_WHAT IS BEING ASKED_.
Retype all of the data. Every line must match exactly.

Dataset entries
● ● ● ● ●

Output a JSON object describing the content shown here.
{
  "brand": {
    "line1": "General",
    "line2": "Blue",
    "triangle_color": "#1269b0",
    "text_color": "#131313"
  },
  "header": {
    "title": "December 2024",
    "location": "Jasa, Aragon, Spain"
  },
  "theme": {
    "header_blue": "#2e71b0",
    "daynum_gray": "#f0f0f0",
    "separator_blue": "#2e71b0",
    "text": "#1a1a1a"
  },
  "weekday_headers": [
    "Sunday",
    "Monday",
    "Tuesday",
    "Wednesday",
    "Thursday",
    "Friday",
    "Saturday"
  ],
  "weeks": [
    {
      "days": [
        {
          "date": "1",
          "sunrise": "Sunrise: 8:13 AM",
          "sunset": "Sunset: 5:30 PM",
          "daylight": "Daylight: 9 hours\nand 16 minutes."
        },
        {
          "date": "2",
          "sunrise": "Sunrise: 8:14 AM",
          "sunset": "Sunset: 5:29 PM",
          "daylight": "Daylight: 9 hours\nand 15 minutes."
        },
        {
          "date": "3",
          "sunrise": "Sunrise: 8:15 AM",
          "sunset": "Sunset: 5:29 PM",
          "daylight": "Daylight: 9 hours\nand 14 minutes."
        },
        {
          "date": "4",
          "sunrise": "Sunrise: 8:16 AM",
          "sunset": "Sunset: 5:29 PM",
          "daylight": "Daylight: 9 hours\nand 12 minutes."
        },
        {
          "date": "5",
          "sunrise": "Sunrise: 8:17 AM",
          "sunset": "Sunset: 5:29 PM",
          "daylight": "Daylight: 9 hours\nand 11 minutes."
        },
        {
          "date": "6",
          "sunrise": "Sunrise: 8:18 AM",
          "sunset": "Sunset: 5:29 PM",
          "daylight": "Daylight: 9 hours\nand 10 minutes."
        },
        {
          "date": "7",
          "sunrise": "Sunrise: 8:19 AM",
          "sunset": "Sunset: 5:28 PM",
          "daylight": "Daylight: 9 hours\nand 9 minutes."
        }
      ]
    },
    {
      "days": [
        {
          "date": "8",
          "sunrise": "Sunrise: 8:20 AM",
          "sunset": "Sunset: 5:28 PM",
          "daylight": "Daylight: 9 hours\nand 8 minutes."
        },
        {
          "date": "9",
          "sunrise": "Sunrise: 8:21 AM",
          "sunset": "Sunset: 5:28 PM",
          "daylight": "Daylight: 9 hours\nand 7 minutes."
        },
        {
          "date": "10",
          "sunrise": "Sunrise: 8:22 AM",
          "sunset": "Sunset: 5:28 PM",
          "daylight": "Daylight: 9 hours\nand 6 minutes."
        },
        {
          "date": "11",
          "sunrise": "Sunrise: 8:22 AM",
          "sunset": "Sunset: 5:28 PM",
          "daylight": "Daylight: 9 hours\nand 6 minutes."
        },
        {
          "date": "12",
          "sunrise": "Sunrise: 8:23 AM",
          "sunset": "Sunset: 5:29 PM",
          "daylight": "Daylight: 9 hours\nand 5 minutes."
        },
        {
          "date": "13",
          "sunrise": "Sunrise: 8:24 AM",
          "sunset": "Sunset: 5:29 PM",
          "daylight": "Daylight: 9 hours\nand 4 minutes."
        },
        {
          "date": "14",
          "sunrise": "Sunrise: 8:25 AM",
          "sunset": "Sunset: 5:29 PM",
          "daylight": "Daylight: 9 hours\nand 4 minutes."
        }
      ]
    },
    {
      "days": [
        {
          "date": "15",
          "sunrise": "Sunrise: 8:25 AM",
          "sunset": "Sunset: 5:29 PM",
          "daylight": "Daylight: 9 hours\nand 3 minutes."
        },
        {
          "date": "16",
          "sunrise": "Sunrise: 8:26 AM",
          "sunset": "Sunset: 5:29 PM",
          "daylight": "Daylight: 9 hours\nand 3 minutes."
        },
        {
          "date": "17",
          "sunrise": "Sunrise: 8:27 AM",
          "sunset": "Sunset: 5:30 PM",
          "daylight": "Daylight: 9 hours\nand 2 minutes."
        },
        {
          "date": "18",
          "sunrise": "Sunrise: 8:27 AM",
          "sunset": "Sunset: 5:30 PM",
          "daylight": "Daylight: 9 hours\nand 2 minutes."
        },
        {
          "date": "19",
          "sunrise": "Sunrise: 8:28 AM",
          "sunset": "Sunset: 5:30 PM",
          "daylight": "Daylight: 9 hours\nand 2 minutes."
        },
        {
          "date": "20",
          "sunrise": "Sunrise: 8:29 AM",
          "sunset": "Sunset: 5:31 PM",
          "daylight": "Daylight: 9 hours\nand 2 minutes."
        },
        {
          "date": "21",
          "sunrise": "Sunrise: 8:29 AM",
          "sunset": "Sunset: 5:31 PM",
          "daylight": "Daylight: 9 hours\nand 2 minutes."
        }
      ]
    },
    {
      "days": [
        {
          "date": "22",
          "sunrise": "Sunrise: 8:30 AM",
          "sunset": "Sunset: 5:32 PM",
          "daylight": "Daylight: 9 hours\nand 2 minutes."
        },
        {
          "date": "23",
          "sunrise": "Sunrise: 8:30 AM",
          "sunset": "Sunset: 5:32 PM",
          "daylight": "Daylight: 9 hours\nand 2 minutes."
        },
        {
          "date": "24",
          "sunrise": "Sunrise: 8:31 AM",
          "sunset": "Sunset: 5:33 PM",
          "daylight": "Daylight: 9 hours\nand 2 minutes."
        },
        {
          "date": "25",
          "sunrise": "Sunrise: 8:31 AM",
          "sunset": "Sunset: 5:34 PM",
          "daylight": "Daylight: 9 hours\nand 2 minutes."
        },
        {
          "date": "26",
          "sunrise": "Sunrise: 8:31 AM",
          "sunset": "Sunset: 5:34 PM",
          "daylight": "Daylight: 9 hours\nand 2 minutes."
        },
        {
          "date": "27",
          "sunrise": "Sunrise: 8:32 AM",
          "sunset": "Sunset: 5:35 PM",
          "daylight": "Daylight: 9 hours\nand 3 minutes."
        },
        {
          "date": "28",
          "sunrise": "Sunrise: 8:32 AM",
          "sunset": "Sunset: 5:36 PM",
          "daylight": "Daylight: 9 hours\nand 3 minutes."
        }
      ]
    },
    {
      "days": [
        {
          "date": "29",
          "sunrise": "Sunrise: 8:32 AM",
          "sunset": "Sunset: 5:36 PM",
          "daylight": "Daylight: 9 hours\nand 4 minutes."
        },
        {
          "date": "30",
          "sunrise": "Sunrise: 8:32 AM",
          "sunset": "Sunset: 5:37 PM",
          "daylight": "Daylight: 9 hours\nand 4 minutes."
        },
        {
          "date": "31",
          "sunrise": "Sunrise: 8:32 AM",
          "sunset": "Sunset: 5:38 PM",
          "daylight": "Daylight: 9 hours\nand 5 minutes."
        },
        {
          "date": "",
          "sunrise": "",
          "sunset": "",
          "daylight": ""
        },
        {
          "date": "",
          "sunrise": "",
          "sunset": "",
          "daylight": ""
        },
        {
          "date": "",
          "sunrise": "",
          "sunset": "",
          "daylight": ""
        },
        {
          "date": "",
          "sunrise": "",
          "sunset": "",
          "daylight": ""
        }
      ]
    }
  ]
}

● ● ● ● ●

_RESULT BELOW_.
Output a JSON object describing the content shown here.
{
  "brand": {
    "line1": "General",
    "line2": "Blue",
    "triangle_color": "#1269b0",
    "text_color": "#131313"
  },
  "header": {
    "title": "December 2024",
    "location": "Jasa, Aragon, Spain"
  },
  "theme": {
    "header_blue": "#2e71b0",
    "daynum_gray": "#f0f0f0",
    "separator_blue": "#2e71b0",
    "text": "#1a1a1a"
  },
  "weekday_headers": [
    "Sunday",
    "Monday",
    "Tuesday",
    "Wednesday",
    "Thursday",
    "Friday",
    "Saturday"
  ],
  "weeks": [
    {
      "days": [
        {
          "date": "1",
          "sunrise": "Sunrise: 8:13 AM",
          "sunset": "Sunset: 5:30 PM",
          "daylight": "Daylight: 9 hours\nand 16 minutes."
        },
        {
          "date": "2",
          "sunrise": "Sunrise: 8:14 AM",
          "sunset": "Sunset: 5:29 PM",
          "daylight": "Daylight: 9 hours\nand 15 minutes."
        },
        {
          "date": "3",
          "sunrise": "Sunrise: 8:15 AM",
          "sunset": "Sunset: 5:29 PM",
          "daylight": "Daylight: 9 hours\nand 14 minutes."
        },
        {
          "date": "4",
          "sunrise": "Sunrise: 8:16 AM",
          "sunset": "Sunset: 5:29 PM",
          "daylight": "Daylight: 9 hours\nand 12 minutes."
        },
        {
          "date": "5",
          "sunrise": "Sunrise: 8:17 AM",
          "sunset": "Sunset: 5:29 PM",
          "daylight": "Daylight: 9 hours\nand 11 minutes."
        },
        {
          "date": "6",
          "sunrise": "Sunrise: 8:18 AM",
          "sunset": "Sunset: 5:29 PM",
          "daylight": "Daylight: 9 hours\nand 10 minutes."
        },
        {
          "date": "7",
          "sunrise": "Sunrise: 8:19 AM",
          "sunset": "Sunset: 5:28 PM",
          "daylight": "Daylight: 9 hours\nand 9 minutes."
        }
      ]
    },
    {
      "days": [
        {
          "date": "8",
          "sunrise": "Sunrise: 8:20 AM",
          "sunset": "Sunset: 5:28 PM",
          "daylight": "Daylight: 9 hours\nand 8 minutes."
        },
        {
          "date": "9",
          "sunrise": "Sunrise: 8:21 AM",
          "sunset": "Sunset: 5:28 PM",
          "daylight": "Daylight: 9 hours\nand 7 minutes."
        },
        {
          "date": "10",
          "sunrise": "Sunrise: 8:22 AM",
          "sunset": "Sunset: 5:28 PM",
          "daylight": "Daylight: 9 hours\nand 6 minutes."
        },
        {
          "date": "11",
          "sunrise": "Sunrise: 8:22 AM",
          "sunset": "Sunset: 5:28 PM",
          "daylight": "Daylight: 9 hours\nand 6 minutes."
        },
        {
          "date": "12",
          "sunrise": "Sunrise: 8:23 AM",
          "sunset": "Sunset: 5:29 PM",
          "daylight": "Daylight: 9 hours\nand 5 minutes."
        },
        {
          "date": "13",
          "sunrise": "Sunrise: 8:24 AM",
          "sunset": "Sunset: 5:29 PM",
          "daylight": "Daylight: 9 hours\nand 4 minutes."
        },
        {
          "date": "14",
          "sunrise": "Sunrise: 8:25 AM",
          "sunset": "Sunset: 5:29 PM",
          "daylight": "Daylight: 9 hours\nand 4 minutes."
        }
      ]
    },
    {
      "days": [
        {
          "date": "15",
          "sunrise": "Sunrise: 8:25 AM",
          "sunset": "Sunset: 5:29 PM",
          "daylight": "Daylight: 9 hours\nand 3 minutes."
        },
        {
          "date": "16",
          "sunrise": "Sunrise: 8:26 AM",
          "sunset": "Sunset: 5:29 PM",
          "daylight": "Daylight: 9 hours\nand 3 minutes."
        },
        {
          "date": "17",
          "sunrise": "Sunrise: 8:27 AM",
          "sunset": "Sunset: 5:30 PM",
          "daylight": "Daylight: 9 hours\nand 2 minutes."
        },
        {
          "date": "18",
          "sunrise": "Sunrise: 8:27 AM",
          "sunset": "Sunset: 5:30 PM",
          "daylight": "Daylight: 9 hours\nand 2 minutes."
        },
        {
          "date": "19",
          "sunrise": "Sunrise: 8:28 AM",
          "sunset": "Sunset: 5:30 PM",
          "daylight": "Daylight: 9 hours\nand 2 minutes."
        },
        {
          "date": "20",
          "sunrise": "Sunrise: 8:29 AM",
          "sunset": "Sunset: 5:31 PM",
          "daylight": "Daylight: 9 hours\nand 2 minutes."
        },
        {
          "date": "21",
          "sunrise": "Sunrise: 8:29 AM",
          "sunset": "Sunset: 5:31 PM",
          "daylight": "Daylight: 9 hours\nand 2 minutes."
        }
      ]
    },
    {
      "days": [
        {
          "date": "22",
          "sunrise": "Sunrise: 8:30 AM",
          "sunset": "Sunset: 5:32 PM",
          "daylight": "Daylight: 9 hours\nand 2 minutes."
        },
        {
          "date": "23",
          "sunrise": "Sunrise: 8:30 AM",
          "sunset": "Sunset: 5:32 PM",
          "daylight": "Daylight: 9 hours\nand 2 minutes."
        },
        {
          "date": "24",
          "sunrise": "Sunrise: 8:31 AM",
          "sunset": "Sunset: 5:33 PM",
          "daylight": "Daylight: 9 hours\nand 2 minutes."
        },
        {
          "date": "25",
          "sunrise": "Sunrise: 8:31 AM",
          "sunset": "Sunset: 5:34 PM",
          "daylight": "Daylight: 9 hours\nand 2 minutes."
        },
        {
          "date": "26",
          "sunrise": "Sunrise: 8:31 AM",
          "sunset": "Sunset: 5:34 PM",
          "daylight": "Daylight: 9 hours\nand 2 minutes."
        },
        {
          "date": "27",
          "sunrise": "Sunrise: 8:32 AM",
          "sunset": "Sunset: 5:35 PM",
          "daylight": "Daylight: 9 hours\nand 3 minutes."
        },
        {
          "date": "28",
          "sunrise": "Sunrise: 8:32 AM",
          "sunset": "Sunset: 5:36 PM",
          "daylight": "Daylight: 9 hours\nand 3 minutes."
        }
      ]
    },
    {
      "days": [
        {
          "date": "29",
          "sunrise": "Sunrise: 8:32 AM",
          "sunset": "Sunset: 5:36 PM",
          "daylight": "Daylight: 9 hours\nand 4 minutes."
        },
        {
          "date": "30",
          "sunrise": "Sunrise: 8:32 AM",
          "sunset": "Sunset: 5:37 PM",
          "daylight": "Daylight: 9 hours\nand 4 minutes."
        },
        {
          "date": "31",
          "sunrise": "Sunrise: 8:32 AM",
          "sunset": "Sunset: 5:38 PM",
          "daylight": "Daylight: 9 hours\nand 5 minutes."
        },
        {
          "date": "",
          "sunrise": "",
          "sunset": "",
          "daylight": ""
        },
        {
          "date": "",
          "sunrise": "",
          "sunset": "",
          "daylight": ""
        },
        {
          "date": "",
          "sunrise": "",
          "sunset": "",
          "daylight": ""
        },
        {
          "date": "",
          "sunrise": "",
          "sunset": "",
          "daylight": ""
        }
      ]
    }
  ]
}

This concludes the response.